#COVID19 Preprint Journal Club: “How can airborne transmission of COVID-19 indoors be minimised?”

This is a must-read article for folks thinking about mitigating the risk of COVID-19 indoors.  A venerable author list, including many experts on all aspects of indoor ventilation, pathogen transmission, aerosol science, etc.  Since it is a review, it’s hard to summarize.  Basically they argue that the current status of the science on indoor microbiology …

Coronavirus Environmental Testing Service #COVID19

So our collaborators from the Biology of the Built Environment (BioBE) Center at the University of Oregon have been working hard to get their environmental sampling qRT-PCR assays for SARS-CoV-2 up and running.  I’m sure we’ll be posting more about their results as they develop. But they are now offering their testing as a service …

Staying alive in the built environment

Skin-associated bacteria are abundant indoors. A comparison across studies shows that up to 30% of bacterial sequences detected indoors are associated with the human body (see Table 1 in this 2016 paper). I’ve been kind of skeptical that these sequences represented live organisms, however. Rather, I suspected the high proportion of sequences that were human-associated …

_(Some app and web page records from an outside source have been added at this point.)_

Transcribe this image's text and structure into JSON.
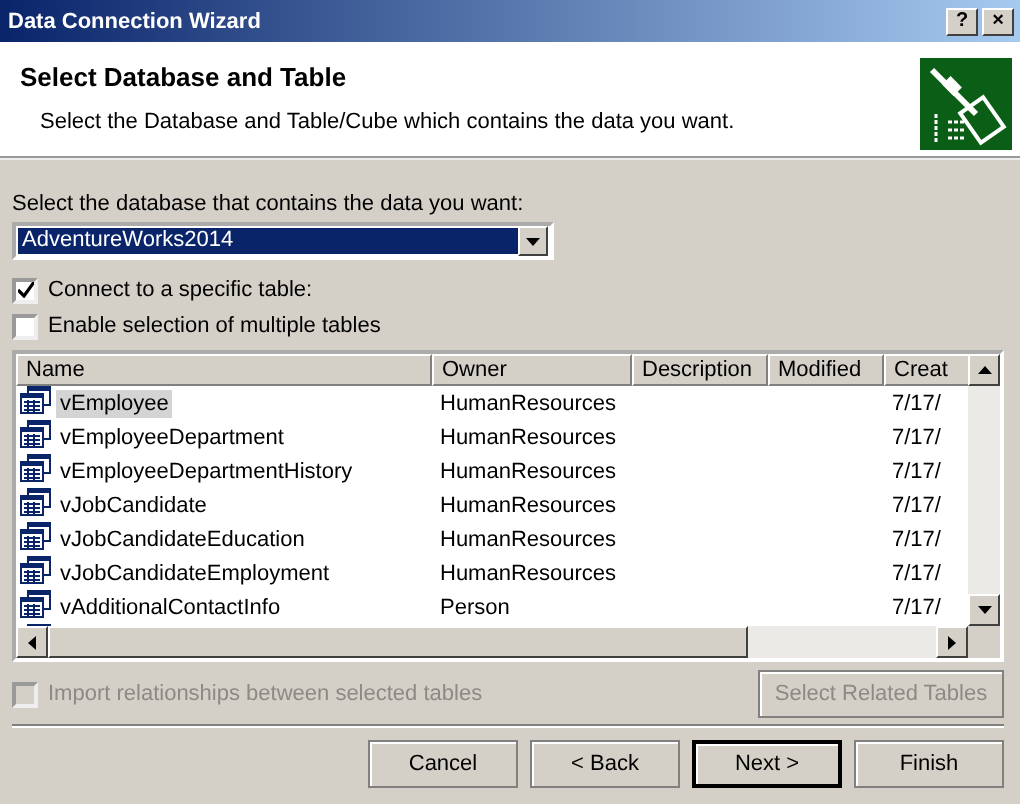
{
  "window": {
    "title": "Data Connection Wizard",
    "buttons": [
      "?",
      "×"
    ]
  },
  "header": {
    "title": "Select Database and Table",
    "subtitle": "Select the Database and Table/Cube which contains the data you want."
  },
  "database": {
    "label": "Select the database that contains the data you want:",
    "value": "AdventureWorks2014"
  },
  "options": [
    {
      "label": "Connect to a specific table:",
      "checked": true,
      "disabled": false
    },
    {
      "label": "Enable selection of multiple tables",
      "checked": false,
      "disabled": false
    }
  ],
  "table": {
    "columns": [
      "Name",
      "Owner",
      "Description",
      "Modified",
      "Creat"
    ],
    "rows": [
      {
        "name": "vEmployee",
        "owner": "HumanResources",
        "created": "7/17/",
        "selected": true
      },
      {
        "name": "vEmployeeDepartment",
        "owner": "HumanResources",
        "created": "7/17/",
        "selected": false
      },
      {
        "name": "vEmployeeDepartmentHistory",
        "owner": "HumanResources",
        "created": "7/17/",
        "selected": false
      },
      {
        "name": "vJobCandidate",
        "owner": "HumanResources",
        "created": "7/17/",
        "selected": false
      },
      {
        "name": "vJobCandidateEducation",
        "owner": "HumanResources",
        "created": "7/17/",
        "selected": false
      },
      {
        "name": "vJobCandidateEmployment",
        "owner": "HumanResources",
        "created": "7/17/",
        "selected": false
      },
      {
        "name": "vAdditionalContactInfo",
        "owner": "Person",
        "created": "7/17/",
        "selected": false
      }
    ]
  },
  "import_option": {
    "label": "Import relationships between selected tables",
    "checked": false,
    "disabled": true
  },
  "related_button": {
    "label": "Select Related Tables",
    "disabled": true
  },
  "buttons": [
    {
      "label": "Cancel",
      "default": false
    },
    {
      "label": "< Back",
      "default": false
    },
    {
      "label": "Next >",
      "default": true
    },
    {
      "label": "Finish",
      "default": false
    }
  ]
}
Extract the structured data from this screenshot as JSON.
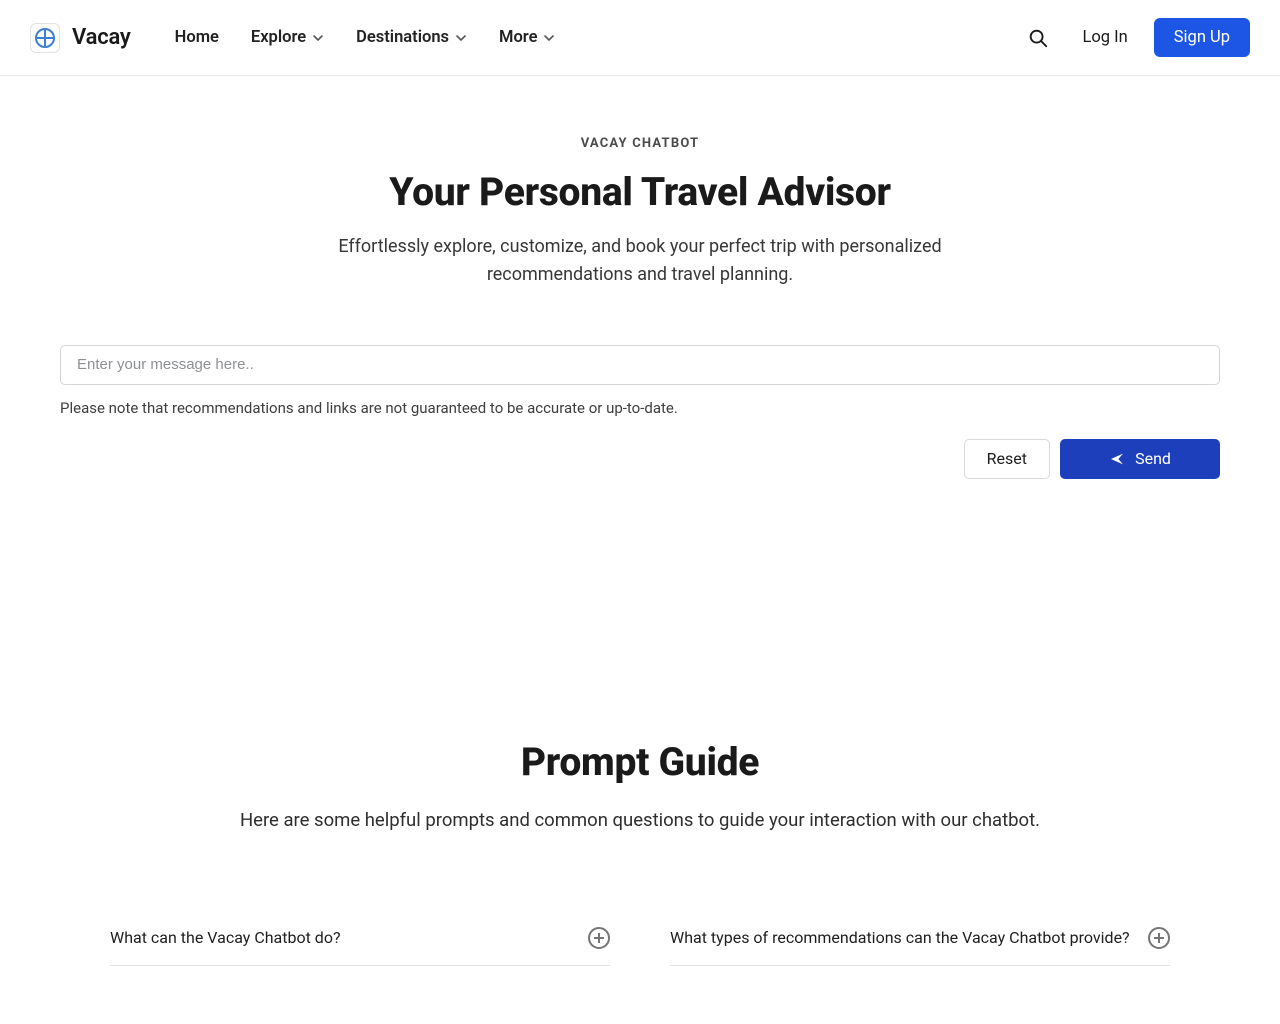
{
  "brand": "Vacay",
  "nav": {
    "home": "Home",
    "explore": "Explore",
    "destinations": "Destinations",
    "more": "More"
  },
  "auth": {
    "login": "Log In",
    "signup": "Sign Up"
  },
  "hero": {
    "eyebrow": "VACAY CHATBOT",
    "title": "Your Personal Travel Advisor",
    "subtitle": "Effortlessly explore, customize, and book your perfect trip with personalized recommendations and travel planning."
  },
  "chat": {
    "placeholder": "Enter your message here..",
    "disclaimer": "Please note that recommendations and links are not guaranteed to be accurate or up-to-date.",
    "reset": "Reset",
    "send": "Send"
  },
  "guide": {
    "title": "Prompt Guide",
    "subtitle": "Here are some helpful prompts and common questions to guide your interaction with our chatbot."
  },
  "faq_left": {
    "q1": "What can the Vacay Chatbot do?"
  },
  "faq_right": {
    "q1": "What types of recommendations can the Vacay Chatbot provide?"
  }
}
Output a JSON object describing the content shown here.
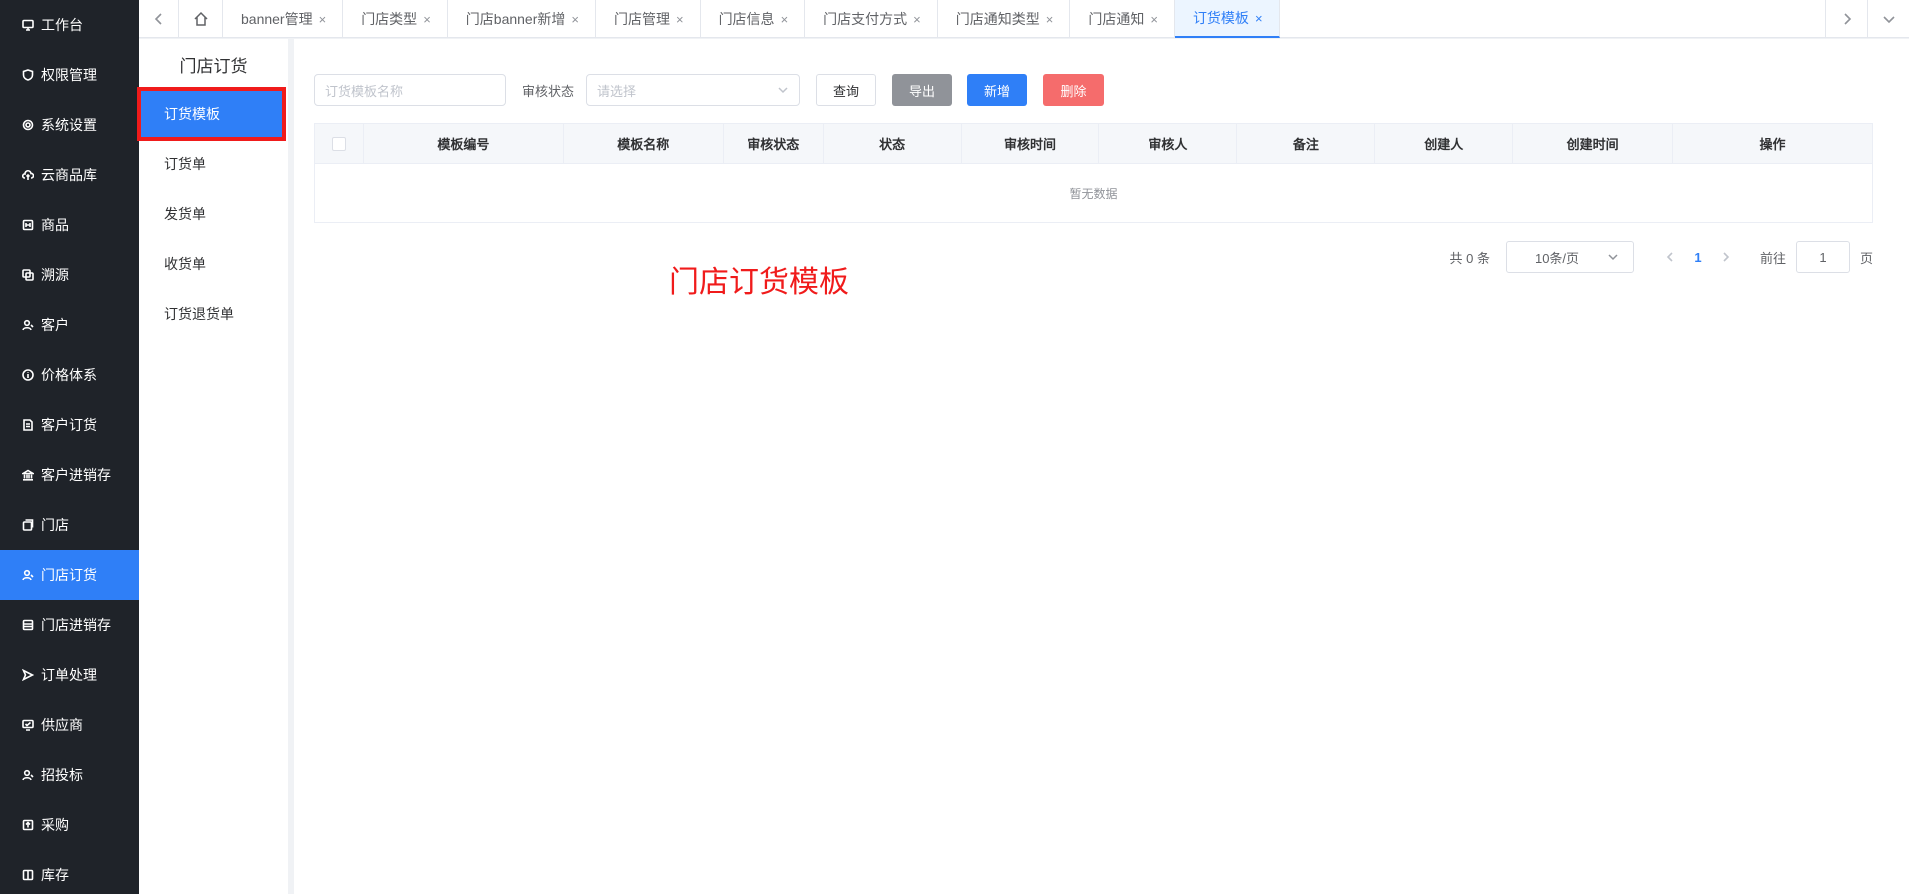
{
  "sidebar": {
    "items": [
      {
        "label": "工作台",
        "icon": "monitor-icon"
      },
      {
        "label": "权限管理",
        "icon": "shield-icon"
      },
      {
        "label": "系统设置",
        "icon": "gear-icon"
      },
      {
        "label": "云商品库",
        "icon": "cloud-upload-icon"
      },
      {
        "label": "商品",
        "icon": "goods-icon"
      },
      {
        "label": "溯源",
        "icon": "copy-icon"
      },
      {
        "label": "客户",
        "icon": "user-icon"
      },
      {
        "label": "价格体系",
        "icon": "info-icon"
      },
      {
        "label": "客户订货",
        "icon": "document-icon"
      },
      {
        "label": "客户进销存",
        "icon": "bank-icon"
      },
      {
        "label": "门店",
        "icon": "store-icon"
      },
      {
        "label": "门店订货",
        "icon": "user-icon",
        "active": true
      },
      {
        "label": "门店进销存",
        "icon": "box-icon"
      },
      {
        "label": "订单处理",
        "icon": "send-icon"
      },
      {
        "label": "供应商",
        "icon": "screen-icon"
      },
      {
        "label": "招投标",
        "icon": "user-icon"
      },
      {
        "label": "采购",
        "icon": "upload-icon"
      },
      {
        "label": "库存",
        "icon": "columns-icon"
      }
    ]
  },
  "tabs": [
    {
      "label": "banner管理"
    },
    {
      "label": "门店类型"
    },
    {
      "label": "门店banner新增"
    },
    {
      "label": "门店管理"
    },
    {
      "label": "门店信息"
    },
    {
      "label": "门店支付方式"
    },
    {
      "label": "门店通知类型"
    },
    {
      "label": "门店通知"
    },
    {
      "label": "订货模板",
      "active": true
    }
  ],
  "tab_close": "×",
  "submenu": {
    "title": "门店订货",
    "items": [
      {
        "label": "订货模板",
        "active": true
      },
      {
        "label": "订货单"
      },
      {
        "label": "发货单"
      },
      {
        "label": "收货单"
      },
      {
        "label": "订货退货单"
      }
    ]
  },
  "filters": {
    "name_placeholder": "订货模板名称",
    "status_label": "审核状态",
    "status_placeholder": "请选择",
    "query": "查询",
    "export": "导出",
    "add": "新增",
    "delete": "删除"
  },
  "table": {
    "columns": [
      "模板编号",
      "模板名称",
      "审核状态",
      "状态",
      "审核时间",
      "审核人",
      "备注",
      "创建人",
      "创建时间",
      "操作"
    ],
    "empty": "暂无数据"
  },
  "pagination": {
    "total": "共 0 条",
    "page_size": "10条/页",
    "current_page": "1",
    "goto_label": "前往",
    "goto_value": "1",
    "unit": "页"
  },
  "annotation": "门店订货模板",
  "colors": {
    "sidebar_bg": "#1f2329",
    "accent": "#2f7ff7",
    "danger": "#f56c6c",
    "highlight_red": "#f01b1b"
  }
}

Journal Club: “Home chemical and microbial transitions across urbanization”

Another really interesting paper from Maria Dominguez-Bello and her lab and colleagues, “Home chemical and microbial transitions across urbanization”.  They’ve done some fascinating work in the past on the microbiome changes across an urbanization gradient and here they expand that work to include a bunch of chemistry data.  Definitely worth a read for anyone interested …

Microbiological of the built environment news story of interest: 5 more deaths linked to mold infections at Seattle Children’s Hospital

Just a quick post here pointing people to this news story.  I do not know the details of the science /proof here but this certainly seems of potential interest. SEATTLE (KOMO) – Five more deaths have been linked to infections from a mold in operating rooms at Seattle Children’s Hospital, CEO Dr. Jeff Sperring revealed …

Research England Funded Hub for Biotechnology in the Built environment

Got this note to post from Dr Darren L. Smith from the HBBE to post here. ———————— The Hub for Biotechnology in the Built Environment (HBBE) (www.bbe.ac.uk) is a £8M initiative between Northumbria and Newcastle Universities funded by Research England’s Extending Excellence in England (E3) scheme. HBBE will develop biotechnologies to create a new generation …

Man-made microbial resistances in built environments

Antibiotic resistance has been assessed to rise to dangerously high levels in all parts of the world, and new resistance mechanisms are emerging and spreading globally. At the same time the number of people dying from antibiotic-resistant bacteria is increasing. The World Health Organization considers the spread of antibiotic resistance and appropriate countermeasures as one …

Journal Club: “Microwave detection and quantification of water hidden in and on building materials…”

Just a quick journal club post here, got pointed to this really interesting sounding article by David Thaler recently “Microwave detection and quantification of water hidden in and on building materials: implications for healthy buildings and microbiome studies.” As I understand the problem, it can be hard to quantify water in buildings, particularly water hidden …

How important is hand-washing outside of a hospital environment?

I recently spent a weekend visiting a friend out of state and quickly came to realize that he rarely washed his hands. Before eating? No. After the gym? No. Even after going to the bathroom…and not just urination. No washing! I was disgusted and could not convince him of the same. How could an educated …

When your space craft cleaning reagents become food for microbes 

This is really fascinating: Source: Team discover how microbes survive clean rooms and contaminate spacecraft Hat tip to Elisabeth Bik for posting about this on Twitter So cool: microbes actually feed on the cleaning products. Also cool: undergraduates as authors. Team discover how microbes survive clean rooms and contaminate spacecraft https://t.co/ox4kMawHko — Elisabeth Bik (@MicrobiomDigest) June …